After the Soviet Union exploded its first atomic bomb in 1949, the American public was understandably nervous. They were aware of the destruction that individual atomic bombs did to the Japanese cities of Hiroshima and Nagasaki. But the general public did not know a lot yet about the dangers of radiation and fallout.
So, a new Federal Civil Defense Administration (FCDA) was set up in 1951 to educate – and reassure – the country that there were ways to survive an atomic attack from the Soviet Union. They commissioned a university study on how to achieve “emotion management” during the early days of the Cold War.
“Dropping immediately and covering exposed skin provide[s] protection against blast and thermal effects … Immediately drop facedown. A log, a large rock, or any depression in the earth’s surface provides some protection. Close eyes. Protect exposed skin from heat by putting hands and arms under or near the body and keeping the helmet on. Remain facedown until the blast wave passes and debris stops falling. Stay calm, check for injury, check weapons and equipment damage, and prepare to continue the mission.” — US Army field manual FM 3–4 Chapter 4.
One of their approaches was to involve schools. Teachers in selected cities were encouraged to conduct air raid drills where they would suddenly yell, “Drop!” and students were expected to kneel down under their desks with their hands clutched around their heads and necks. Some schools even distributed metal “dog tags,” like those worn by World War II soldiers, so that the bodies of students could be identified after an attack.
The next logical step was to promote these “preparedness” measures around the country, and the FCDA decided the best way to do that was to commission an educational film that would appeal to children. In 1951, the agency awarded a contract for the production to a New York firm known as Archer Films.
Archer called in teachers to meet with them and got the endorsement of the National Education Association. An administrator at a private school in McLean, Virginia, mentioned that they had participated in the “duck and cover” drills. That was the first time the producers had heard the drills called that, and they thought the phrase would work as a title.
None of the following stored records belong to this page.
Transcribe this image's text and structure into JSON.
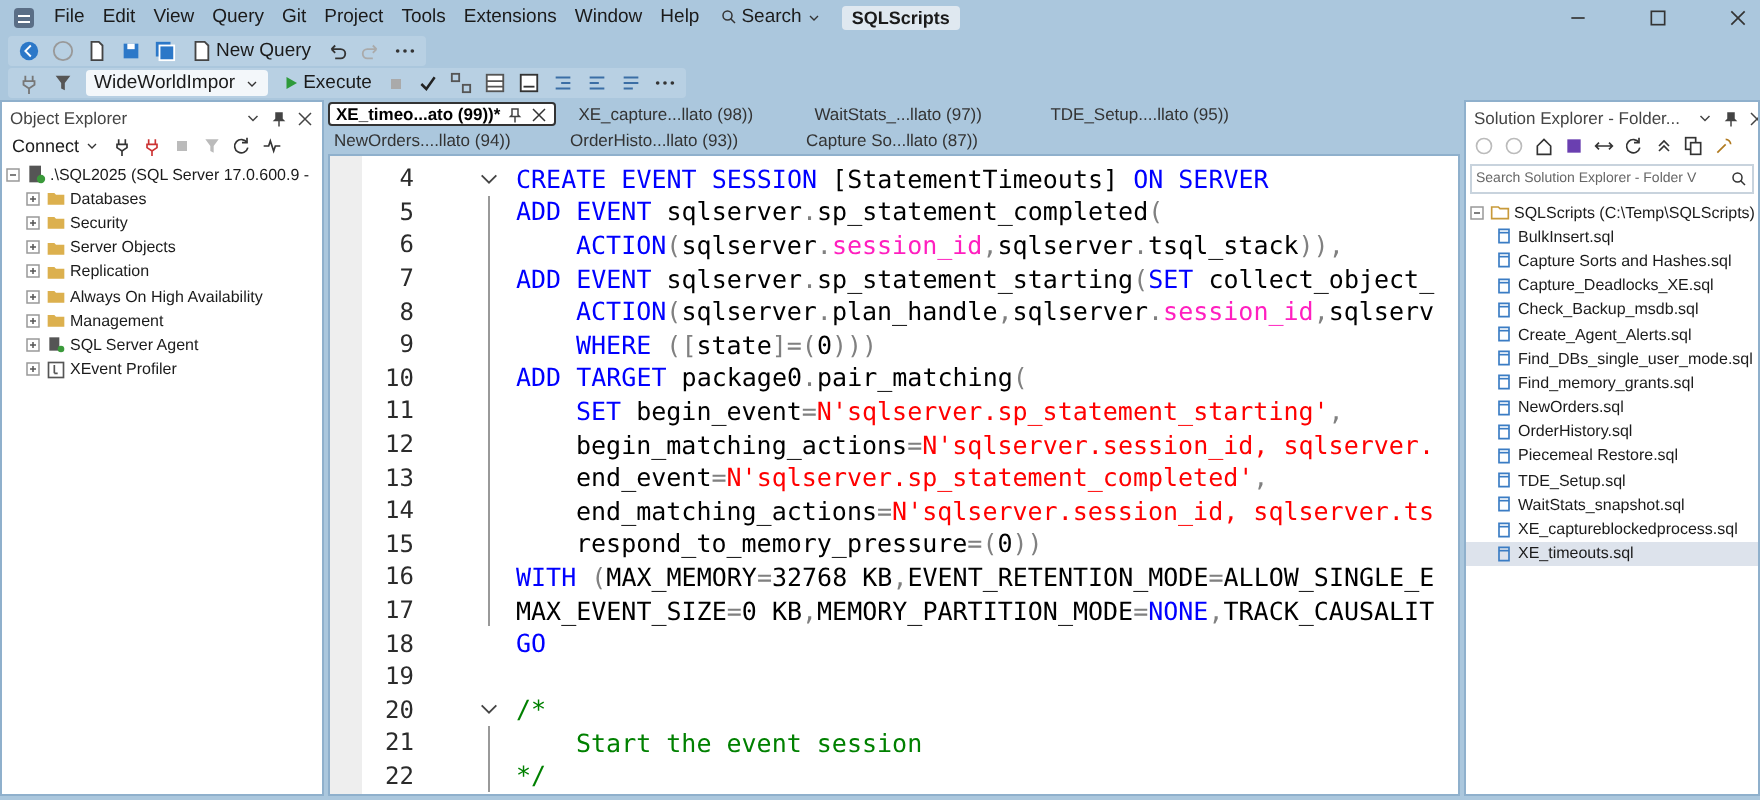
{
  "menu_bar": {
    "items": [
      "File",
      "Edit",
      "View",
      "Query",
      "Git",
      "Project",
      "Tools",
      "Extensions",
      "Window",
      "Help"
    ],
    "search": "Search",
    "solution_name": "SQLScripts"
  },
  "toolbar": {
    "new_query": "New Query"
  },
  "query_toolbar": {
    "database": "WideWorldImpor",
    "execute": "Execute"
  },
  "object_explorer": {
    "title": "Object Explorer",
    "connect": "Connect",
    "root": {
      "label": ".\\SQL2025 (SQL Server 17.0.600.9 -",
      "expanded": true,
      "children": [
        {
          "label": "Databases",
          "kind": "folder",
          "expanded": false
        },
        {
          "label": "Security",
          "kind": "folder",
          "expanded": false
        },
        {
          "label": "Server Objects",
          "kind": "folder",
          "expanded": false
        },
        {
          "label": "Replication",
          "kind": "folder",
          "expanded": false
        },
        {
          "label": "Always On High Availability",
          "kind": "folder",
          "expanded": false
        },
        {
          "label": "Management",
          "kind": "folder",
          "expanded": false
        },
        {
          "label": "SQL Server Agent",
          "kind": "agent",
          "expanded": false
        },
        {
          "label": "XEvent Profiler",
          "kind": "profiler",
          "expanded": false
        }
      ]
    }
  },
  "tab_rows": [
    {
      "tabs": [
        {
          "label": "XE_timeo...ato (99))*",
          "selected": true
        },
        {
          "label": "XE_capture...llato (98))",
          "selected": false
        },
        {
          "label": "WaitStats_...llato (97))",
          "selected": false
        },
        {
          "label": "TDE_Setup....llato (95))",
          "selected": false
        }
      ]
    },
    {
      "tabs": [
        {
          "label": "NewOrders....llato (94))",
          "selected": false
        },
        {
          "label": "OrderHisto...llato (93))",
          "selected": false
        },
        {
          "label": "Capture So...llato (87))",
          "selected": false
        }
      ]
    }
  ],
  "editor": {
    "lines": [
      {
        "number": "4",
        "foldable": true,
        "in_block": false,
        "indented": false,
        "tokens": [
          {
            "kind": "keyword",
            "text": "CREATE EVENT SESSION"
          },
          {
            "kind": "plain",
            "text": " [StatementTimeouts] "
          },
          {
            "kind": "keyword",
            "text": "ON SERVER"
          }
        ]
      },
      {
        "number": "5",
        "foldable": false,
        "in_block": true,
        "indented": false,
        "tokens": [
          {
            "kind": "keyword",
            "text": "ADD EVENT"
          },
          {
            "kind": "plain",
            "text": " sqlserver"
          },
          {
            "kind": "operator",
            "text": "."
          },
          {
            "kind": "plain",
            "text": "sp_statement_completed"
          },
          {
            "kind": "operator",
            "text": "("
          }
        ]
      },
      {
        "number": "6",
        "foldable": false,
        "in_block": true,
        "indented": true,
        "tokens": [
          {
            "kind": "keyword",
            "text": "ACTION"
          },
          {
            "kind": "operator",
            "text": "("
          },
          {
            "kind": "plain",
            "text": "sqlserver"
          },
          {
            "kind": "operator",
            "text": "."
          },
          {
            "kind": "system",
            "text": "session_id"
          },
          {
            "kind": "operator",
            "text": ","
          },
          {
            "kind": "plain",
            "text": "sqlserver"
          },
          {
            "kind": "operator",
            "text": "."
          },
          {
            "kind": "plain",
            "text": "tsql_stack"
          },
          {
            "kind": "operator",
            "text": ")),"
          }
        ]
      },
      {
        "number": "7",
        "foldable": false,
        "in_block": true,
        "indented": false,
        "tokens": [
          {
            "kind": "keyword",
            "text": "ADD EVENT"
          },
          {
            "kind": "plain",
            "text": " sqlserver"
          },
          {
            "kind": "operator",
            "text": "."
          },
          {
            "kind": "plain",
            "text": "sp_statement_starting"
          },
          {
            "kind": "operator",
            "text": "("
          },
          {
            "kind": "keyword",
            "text": "SET"
          },
          {
            "kind": "plain",
            "text": " collect_object_"
          }
        ]
      },
      {
        "number": "8",
        "foldable": false,
        "in_block": true,
        "indented": true,
        "tokens": [
          {
            "kind": "keyword",
            "text": "ACTION"
          },
          {
            "kind": "operator",
            "text": "("
          },
          {
            "kind": "plain",
            "text": "sqlserver"
          },
          {
            "kind": "operator",
            "text": "."
          },
          {
            "kind": "plain",
            "text": "plan_handle"
          },
          {
            "kind": "operator",
            "text": ","
          },
          {
            "kind": "plain",
            "text": "sqlserver"
          },
          {
            "kind": "operator",
            "text": "."
          },
          {
            "kind": "system",
            "text": "session_id"
          },
          {
            "kind": "operator",
            "text": ","
          },
          {
            "kind": "plain",
            "text": "sqlserv"
          }
        ]
      },
      {
        "number": "9",
        "foldable": false,
        "in_block": true,
        "indented": true,
        "tokens": [
          {
            "kind": "keyword",
            "text": "WHERE"
          },
          {
            "kind": "operator",
            "text": " (["
          },
          {
            "kind": "plain",
            "text": "state"
          },
          {
            "kind": "operator",
            "text": "]=("
          },
          {
            "kind": "plain",
            "text": "0"
          },
          {
            "kind": "operator",
            "text": ")))"
          }
        ]
      },
      {
        "number": "10",
        "foldable": false,
        "in_block": true,
        "indented": false,
        "tokens": [
          {
            "kind": "keyword",
            "text": "ADD TARGET"
          },
          {
            "kind": "plain",
            "text": " package0"
          },
          {
            "kind": "operator",
            "text": "."
          },
          {
            "kind": "plain",
            "text": "pair_matching"
          },
          {
            "kind": "operator",
            "text": "("
          }
        ]
      },
      {
        "number": "11",
        "foldable": false,
        "in_block": true,
        "indented": true,
        "tokens": [
          {
            "kind": "keyword",
            "text": "SET"
          },
          {
            "kind": "plain",
            "text": " begin_event"
          },
          {
            "kind": "operator",
            "text": "="
          },
          {
            "kind": "string",
            "text": "N'sqlserver.sp_statement_starting'"
          },
          {
            "kind": "operator",
            "text": ","
          }
        ]
      },
      {
        "number": "12",
        "foldable": false,
        "in_block": true,
        "indented": true,
        "tokens": [
          {
            "kind": "plain",
            "text": "begin_matching_actions"
          },
          {
            "kind": "operator",
            "text": "="
          },
          {
            "kind": "string",
            "text": "N'sqlserver.session_id, sqlserver."
          }
        ]
      },
      {
        "number": "13",
        "foldable": false,
        "in_block": true,
        "indented": true,
        "tokens": [
          {
            "kind": "plain",
            "text": "end_event"
          },
          {
            "kind": "operator",
            "text": "="
          },
          {
            "kind": "string",
            "text": "N'sqlserver.sp_statement_completed'"
          },
          {
            "kind": "operator",
            "text": ","
          }
        ]
      },
      {
        "number": "14",
        "foldable": false,
        "in_block": true,
        "indented": true,
        "tokens": [
          {
            "kind": "plain",
            "text": "end_matching_actions"
          },
          {
            "kind": "operator",
            "text": "="
          },
          {
            "kind": "string",
            "text": "N'sqlserver.session_id, sqlserver.ts"
          }
        ]
      },
      {
        "number": "15",
        "foldable": false,
        "in_block": true,
        "indented": true,
        "tokens": [
          {
            "kind": "plain",
            "text": "respond_to_memory_pressure"
          },
          {
            "kind": "operator",
            "text": "=("
          },
          {
            "kind": "plain",
            "text": "0"
          },
          {
            "kind": "operator",
            "text": "))"
          }
        ]
      },
      {
        "number": "16",
        "foldable": false,
        "in_block": true,
        "indented": false,
        "tokens": [
          {
            "kind": "keyword",
            "text": "WITH"
          },
          {
            "kind": "operator",
            "text": " ("
          },
          {
            "kind": "plain",
            "text": "MAX_MEMORY"
          },
          {
            "kind": "operator",
            "text": "="
          },
          {
            "kind": "plain",
            "text": "32768 KB"
          },
          {
            "kind": "operator",
            "text": ","
          },
          {
            "kind": "plain",
            "text": "EVENT_RETENTION_MODE"
          },
          {
            "kind": "operator",
            "text": "="
          },
          {
            "kind": "plain",
            "text": "ALLOW_SINGLE_E"
          }
        ]
      },
      {
        "number": "17",
        "foldable": false,
        "in_block": true,
        "indented": false,
        "tokens": [
          {
            "kind": "plain",
            "text": "MAX_EVENT_SIZE"
          },
          {
            "kind": "operator",
            "text": "="
          },
          {
            "kind": "plain",
            "text": "0 KB"
          },
          {
            "kind": "operator",
            "text": ","
          },
          {
            "kind": "plain",
            "text": "MEMORY_PARTITION_MODE"
          },
          {
            "kind": "operator",
            "text": "="
          },
          {
            "kind": "keyword",
            "text": "NONE"
          },
          {
            "kind": "operator",
            "text": ","
          },
          {
            "kind": "plain",
            "text": "TRACK_CAUSALIT"
          }
        ]
      },
      {
        "number": "18",
        "foldable": false,
        "in_block": false,
        "indented": false,
        "tokens": [
          {
            "kind": "keyword",
            "text": "GO"
          }
        ]
      },
      {
        "number": "19",
        "foldable": false,
        "in_block": false,
        "indented": false
      },
      {
        "number": "20",
        "foldable": true,
        "in_block": false,
        "indented": false,
        "tokens": [
          {
            "kind": "comment",
            "text": "/*"
          }
        ]
      },
      {
        "number": "21",
        "foldable": false,
        "in_block": true,
        "indented": true,
        "tokens": [
          {
            "kind": "comment",
            "text": "Start the event session"
          }
        ]
      },
      {
        "number": "22",
        "foldable": false,
        "in_block": true,
        "indented": false,
        "tokens": [
          {
            "kind": "comment",
            "text": "*/"
          }
        ]
      }
    ]
  },
  "solution_explorer": {
    "title": "Solution Explorer - Folder...",
    "search": {
      "placeholder": "Search Solution Explorer - Folder V"
    },
    "root": {
      "label": "SQLScripts (C:\\Temp\\SQLScripts)",
      "expanded": true,
      "children": [
        {
          "label": "BulkInsert.sql",
          "selected": false
        },
        {
          "label": "Capture Sorts and Hashes.sql",
          "selected": false
        },
        {
          "label": "Capture_Deadlocks_XE.sql",
          "selected": false
        },
        {
          "label": "Check_Backup_msdb.sql",
          "selected": false
        },
        {
          "label": "Create_Agent_Alerts.sql",
          "selected": false
        },
        {
          "label": "Find_DBs_single_user_mode.sql",
          "selected": false
        },
        {
          "label": "Find_memory_grants.sql",
          "selected": false
        },
        {
          "label": "NewOrders.sql",
          "selected": false
        },
        {
          "label": "OrderHistory.sql",
          "selected": false
        },
        {
          "label": "Piecemeal Restore.sql",
          "selected": false
        },
        {
          "label": "TDE_Setup.sql",
          "selected": false
        },
        {
          "label": "WaitStats_snapshot.sql",
          "selected": false
        },
        {
          "label": "XE_captureblockedprocess.sql",
          "selected": false
        },
        {
          "label": "XE_timeouts.sql",
          "selected": true
        }
      ]
    }
  }
}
The producers went to work on a script that would combine live actors and an animated turtle to encourage kids to duck down to the ground and get under some form of cover – a desk, a table or next to a wall – if they ever saw a bright flash of light. The flash would presumably be produced by an atomic blast. The hero of the film was the animated Turtle named Bert who wore a pith helmet and quickly ducked his head into his shell when a monkey in a tree set off a firecracker nearby.
When Duck and Cover was completed in January 1952, its admonition perhaps could have saved some lives in the event of an atomic-bomb attack. Civil Defense officials liked the animated turtle and his monkey tormentor so much that they included the film in the “Alert America Convoy.” The convoy had 10 trucks and trailers that toured he country for nine months in 1952. Each vehicle contained civil defense dioramas, posters, 3-D models and a film theatre showing Duck and Cover and other educational movies. The theme was practical ways individuals could “beat the bomb.” According to the FCDA, 1.1 million people eventually saw the convoy exhibits.
At the same time, Duck and Cover was premiered to educators at a gala screening at a Manhattan movie theatre. From there, it was distributed to schools around the country by one of the largest educational film distributors. It was shown on television stations around the country, and some educated guesses put the TV audience in the tens of millions.